In her reply, Nāgadatta rejects arhatship as a lower path, saying, "A Buddha's wisdom is like empty space of the ten quarters, which can enlighten innumerable people. But an Arhat's wisdom is inferior."[26]

The Mahīśāsaka sect held that there were five obstacles that were laid before women. These are that they may not become a cakravartin king, mara king, sakra king, brahma king, or a buddha. This Mahīśāsaka view is ascribed to Māra in the Nāgadatta Sūtra of the Sarvāstivādins:[27]

Māra said, "I have not even heard that a woman can be reborn as a cakravartin; how can you be reborn as a Buddha? It takes too long to attain Buddhahood, why not seek for Arhatship and attain nirvāṇa soon?" Nāgadatta replied, "I also have heard that a woman cannot be reborn as a cakravartin, a Sakra, a Brahma, and a Buddha, and yet I shell make the right effort to transform a woman's body into a man's. For I have heard that those Noble Ones, by the practice of bodhisattvacarya for a hundred thousand nayutas of kotis of kalpas diligently attain Buddhahood."

The Mahīśāsakas believed that women essentially could not change the nature of their minds or physical bodies, and would cause the teachings of Buddhism to decline.[28] Of this, David Kalupahana writes, "The Mahīśāsaka prejudice against women is based upon the traditional view of women. Like some of the other early Buddhist practitioners, they did not trust women, even nuns. This explains why they restricted nuns' social and religious activities in the sangha. Sometimes they liken the nuns' existence to hail which damages a good harvest."[29]

References[edit]

  1. ^ Baruah, Bibhuti. Buddhist Sects and Sectarianism. 2008. p. 50
  2. ^ Baruah, Bibhuti. Buddhist Sects and Sectarianism. 2008. p. 50
  3. ^ Anacker, Stefan. Seven Works Of Vasubandhu: The Buddhist Psychological Doctor. 1984. p. 58
  4. ^ Rama Karana Sarma. Researches in Indian and Buddhist Philosophy: Essays in Honour of Alex Wayman. 1993. p. 5
  5. ^ Dutt, Nalinaksha.
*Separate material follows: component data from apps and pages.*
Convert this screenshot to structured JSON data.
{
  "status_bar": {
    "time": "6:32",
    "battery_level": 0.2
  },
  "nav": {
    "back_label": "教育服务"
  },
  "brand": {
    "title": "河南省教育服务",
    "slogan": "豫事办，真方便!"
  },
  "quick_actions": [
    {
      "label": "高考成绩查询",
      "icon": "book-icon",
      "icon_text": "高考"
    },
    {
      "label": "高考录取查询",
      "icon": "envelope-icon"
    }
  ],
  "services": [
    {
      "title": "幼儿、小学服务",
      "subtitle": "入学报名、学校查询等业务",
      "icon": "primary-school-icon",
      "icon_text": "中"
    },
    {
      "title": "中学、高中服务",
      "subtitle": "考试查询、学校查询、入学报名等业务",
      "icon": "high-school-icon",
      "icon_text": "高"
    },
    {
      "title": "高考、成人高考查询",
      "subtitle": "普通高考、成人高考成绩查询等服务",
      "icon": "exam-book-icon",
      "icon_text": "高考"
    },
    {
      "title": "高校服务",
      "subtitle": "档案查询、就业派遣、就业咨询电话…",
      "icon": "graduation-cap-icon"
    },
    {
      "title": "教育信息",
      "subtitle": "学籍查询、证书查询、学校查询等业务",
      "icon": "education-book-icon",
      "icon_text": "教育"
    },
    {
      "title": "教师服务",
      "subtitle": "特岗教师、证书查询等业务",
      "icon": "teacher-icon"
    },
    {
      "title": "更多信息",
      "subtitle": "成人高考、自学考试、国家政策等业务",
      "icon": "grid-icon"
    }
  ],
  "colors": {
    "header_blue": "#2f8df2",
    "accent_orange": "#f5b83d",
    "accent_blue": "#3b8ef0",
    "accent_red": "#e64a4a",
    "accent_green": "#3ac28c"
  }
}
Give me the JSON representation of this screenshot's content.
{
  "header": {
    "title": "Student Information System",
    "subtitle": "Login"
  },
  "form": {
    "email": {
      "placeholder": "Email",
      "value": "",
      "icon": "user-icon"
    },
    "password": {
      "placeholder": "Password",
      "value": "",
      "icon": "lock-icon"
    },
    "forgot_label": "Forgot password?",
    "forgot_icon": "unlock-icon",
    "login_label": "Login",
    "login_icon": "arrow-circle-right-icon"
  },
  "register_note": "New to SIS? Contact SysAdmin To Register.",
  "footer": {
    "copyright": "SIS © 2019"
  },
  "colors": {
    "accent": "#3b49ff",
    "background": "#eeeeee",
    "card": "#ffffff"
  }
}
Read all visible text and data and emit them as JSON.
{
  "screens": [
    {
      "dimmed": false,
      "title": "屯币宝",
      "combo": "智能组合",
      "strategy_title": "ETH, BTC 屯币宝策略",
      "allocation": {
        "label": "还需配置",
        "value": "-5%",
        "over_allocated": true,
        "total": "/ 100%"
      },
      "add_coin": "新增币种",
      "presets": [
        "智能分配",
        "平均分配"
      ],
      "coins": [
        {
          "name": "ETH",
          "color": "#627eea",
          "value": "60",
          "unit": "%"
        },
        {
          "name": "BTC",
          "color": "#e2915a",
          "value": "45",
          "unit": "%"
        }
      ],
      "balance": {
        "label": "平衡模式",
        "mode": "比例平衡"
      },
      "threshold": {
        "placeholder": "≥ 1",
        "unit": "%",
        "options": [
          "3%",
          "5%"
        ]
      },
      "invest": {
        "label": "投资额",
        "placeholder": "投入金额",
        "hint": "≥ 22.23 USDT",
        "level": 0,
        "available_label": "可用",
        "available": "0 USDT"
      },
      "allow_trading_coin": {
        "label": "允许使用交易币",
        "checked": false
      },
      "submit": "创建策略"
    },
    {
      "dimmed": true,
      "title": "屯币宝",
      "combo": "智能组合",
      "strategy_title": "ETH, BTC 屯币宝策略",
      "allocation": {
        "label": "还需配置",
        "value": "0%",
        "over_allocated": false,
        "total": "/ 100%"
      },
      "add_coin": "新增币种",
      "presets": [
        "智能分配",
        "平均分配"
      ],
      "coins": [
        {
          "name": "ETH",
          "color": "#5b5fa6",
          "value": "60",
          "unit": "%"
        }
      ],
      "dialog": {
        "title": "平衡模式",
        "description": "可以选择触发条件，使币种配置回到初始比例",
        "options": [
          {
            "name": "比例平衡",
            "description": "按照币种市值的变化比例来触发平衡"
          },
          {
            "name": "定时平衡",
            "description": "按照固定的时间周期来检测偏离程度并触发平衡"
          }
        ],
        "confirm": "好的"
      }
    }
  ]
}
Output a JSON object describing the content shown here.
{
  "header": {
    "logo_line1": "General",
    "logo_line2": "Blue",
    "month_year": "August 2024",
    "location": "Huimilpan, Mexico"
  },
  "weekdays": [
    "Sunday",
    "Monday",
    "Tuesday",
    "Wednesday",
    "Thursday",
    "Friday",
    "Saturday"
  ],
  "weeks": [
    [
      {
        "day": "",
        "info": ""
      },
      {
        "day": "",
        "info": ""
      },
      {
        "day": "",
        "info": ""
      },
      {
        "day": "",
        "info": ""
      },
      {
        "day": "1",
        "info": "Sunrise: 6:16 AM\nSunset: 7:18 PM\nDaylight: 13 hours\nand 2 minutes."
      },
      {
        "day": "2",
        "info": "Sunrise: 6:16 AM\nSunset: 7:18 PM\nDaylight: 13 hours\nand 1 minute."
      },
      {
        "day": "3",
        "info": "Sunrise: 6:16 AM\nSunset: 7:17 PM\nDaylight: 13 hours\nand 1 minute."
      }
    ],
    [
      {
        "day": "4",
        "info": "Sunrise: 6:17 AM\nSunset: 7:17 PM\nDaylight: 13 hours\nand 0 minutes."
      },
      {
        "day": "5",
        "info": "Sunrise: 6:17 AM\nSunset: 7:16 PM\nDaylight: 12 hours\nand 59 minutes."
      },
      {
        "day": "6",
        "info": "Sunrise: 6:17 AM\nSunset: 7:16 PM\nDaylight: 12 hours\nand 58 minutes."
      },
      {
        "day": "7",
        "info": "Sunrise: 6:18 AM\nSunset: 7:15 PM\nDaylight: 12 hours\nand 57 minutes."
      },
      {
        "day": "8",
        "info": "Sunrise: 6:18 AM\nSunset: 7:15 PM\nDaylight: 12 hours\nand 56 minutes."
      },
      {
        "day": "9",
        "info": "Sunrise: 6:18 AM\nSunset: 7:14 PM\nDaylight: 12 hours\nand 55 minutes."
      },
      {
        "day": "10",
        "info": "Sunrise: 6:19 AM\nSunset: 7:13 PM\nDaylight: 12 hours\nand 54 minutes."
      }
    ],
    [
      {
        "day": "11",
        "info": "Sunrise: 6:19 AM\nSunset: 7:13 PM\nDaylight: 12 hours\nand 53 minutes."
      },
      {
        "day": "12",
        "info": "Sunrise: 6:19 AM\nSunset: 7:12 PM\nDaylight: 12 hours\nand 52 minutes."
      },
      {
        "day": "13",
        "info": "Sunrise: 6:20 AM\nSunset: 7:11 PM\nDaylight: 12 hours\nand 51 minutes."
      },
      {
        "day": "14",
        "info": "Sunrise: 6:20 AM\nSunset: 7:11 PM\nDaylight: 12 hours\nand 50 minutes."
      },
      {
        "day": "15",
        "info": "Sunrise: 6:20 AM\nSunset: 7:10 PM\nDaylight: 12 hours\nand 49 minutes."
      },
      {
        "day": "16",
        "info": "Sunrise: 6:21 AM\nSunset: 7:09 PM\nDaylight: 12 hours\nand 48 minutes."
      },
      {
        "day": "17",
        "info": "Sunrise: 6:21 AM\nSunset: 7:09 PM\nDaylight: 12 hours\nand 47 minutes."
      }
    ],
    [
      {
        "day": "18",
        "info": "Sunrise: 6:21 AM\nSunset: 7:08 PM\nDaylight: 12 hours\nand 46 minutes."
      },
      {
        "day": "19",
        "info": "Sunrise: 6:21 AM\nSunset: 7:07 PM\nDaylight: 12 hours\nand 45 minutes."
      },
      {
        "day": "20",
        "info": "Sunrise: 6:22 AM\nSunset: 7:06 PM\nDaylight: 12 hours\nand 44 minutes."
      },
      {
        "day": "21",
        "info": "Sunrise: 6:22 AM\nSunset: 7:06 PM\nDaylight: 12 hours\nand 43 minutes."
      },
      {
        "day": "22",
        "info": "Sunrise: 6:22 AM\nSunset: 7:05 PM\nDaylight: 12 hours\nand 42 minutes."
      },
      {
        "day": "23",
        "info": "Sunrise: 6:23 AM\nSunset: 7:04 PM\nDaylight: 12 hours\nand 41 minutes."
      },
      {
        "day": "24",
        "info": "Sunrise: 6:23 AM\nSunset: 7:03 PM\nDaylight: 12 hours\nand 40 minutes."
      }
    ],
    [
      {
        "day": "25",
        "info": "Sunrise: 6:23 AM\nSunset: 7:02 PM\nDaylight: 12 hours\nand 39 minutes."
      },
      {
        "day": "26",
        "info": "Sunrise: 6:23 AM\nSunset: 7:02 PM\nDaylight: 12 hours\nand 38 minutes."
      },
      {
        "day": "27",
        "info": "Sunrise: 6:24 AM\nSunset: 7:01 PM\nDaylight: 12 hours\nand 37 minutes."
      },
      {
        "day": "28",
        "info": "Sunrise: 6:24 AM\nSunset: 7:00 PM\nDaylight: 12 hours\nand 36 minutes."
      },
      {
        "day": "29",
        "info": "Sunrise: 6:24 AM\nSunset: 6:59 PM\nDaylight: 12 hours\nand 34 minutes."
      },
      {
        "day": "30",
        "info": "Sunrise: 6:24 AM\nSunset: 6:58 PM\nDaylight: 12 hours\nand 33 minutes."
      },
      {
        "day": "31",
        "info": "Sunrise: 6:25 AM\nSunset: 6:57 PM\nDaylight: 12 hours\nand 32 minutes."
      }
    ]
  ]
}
Buddhist Sects in India. 1998. pp. 122-123
  6. ^ Warder, A.K. Indian Buddhism. 2000. p. 280
  7. ^ Yijing. Li Rongxi (translator). Buddhist Monastic Traditions of Southern Asia. 2000. p. 19
  8. ^ Hino, Shoun. Three Mountains and Seven Rivers. 2004. p. 55
  9. ^ Hino, Shoun. Three Mountains and Seven Rivers. 2004. p. 55
  10. ^ Hino, Shoun. Three Mountains and Seven Rivers. 2004. p. 55
  11. ^ Bhikku Sujato. Sects & Sectarianism: The Origins of Buddhist Schools. Santi Forest Monastery, 2006. p. i
  12. ^ Potter, Karl. The Encyclopedia of Indian Philosophies, Vol. IX: Buddhist philosophy from 350 to 600 AD. 2004. p. 106
  13. ^ Willemen, Charles. The Essence of Scholasticism. 2006. p. 17
  14. ^ Willemen, Charles. The Essence of Scholasticism. 2006. p. 17
  15. ^ Potter, Karl. The Encyclopedia of Indian Philosophies, Vol. IX: Buddhist philosophy from 350 to 600 AD. 2004. p. 106
  16. ^ Warder, A.K. Indian Buddhism. 2000. p. 280
  17. ^ Hsing Yun. Humanistic Buddhism. 2005. p. 163
  18. ^ The Korean Buddhist Canon: A Descriptive Catalog (T 1421) 
  19. ^ Nakamura, Hajime. Indian Buddhism: A Survey With Biographical Notes. 1999. p. 205
  20. ^ Williams, Paul. Mahāyāna Buddhism: The Doctrinal Foundations. 2008. p. 239
  21. ^ Nakamura, Hajime. Indian Buddhism: A Survey With Biographical Notes. 1999. p. 205
  22. ^ Mukherjee, Bratindra Nath. India in Early Central Asia. 1996. p. 15
  23. ^ Nakamura, Hajime. Indian Buddhism: A Survey With Biographical Notes. 1999. p. 205
  24. ^ Kalupahana, David. Buddhist Thought and Ritual. 2001. p. 109
  25. ^ Kalupahana, David. Buddhist Thought and Ritual. 2001. p. 109
  26. ^ Kalupahana, David. Buddhist Thought and Ritual. 2001. p. 109
  27. ^ Kalupahana, David. Buddhist Thought and Ritual. 2001. p. 109
  28. ^ Kalupahana, David. Buddhist Thought and Ritual. 2001. p. 113
  29. ^ Kalupahana, David. Buddhist Thought and Ritual. 2001. p. 113

See also[edit]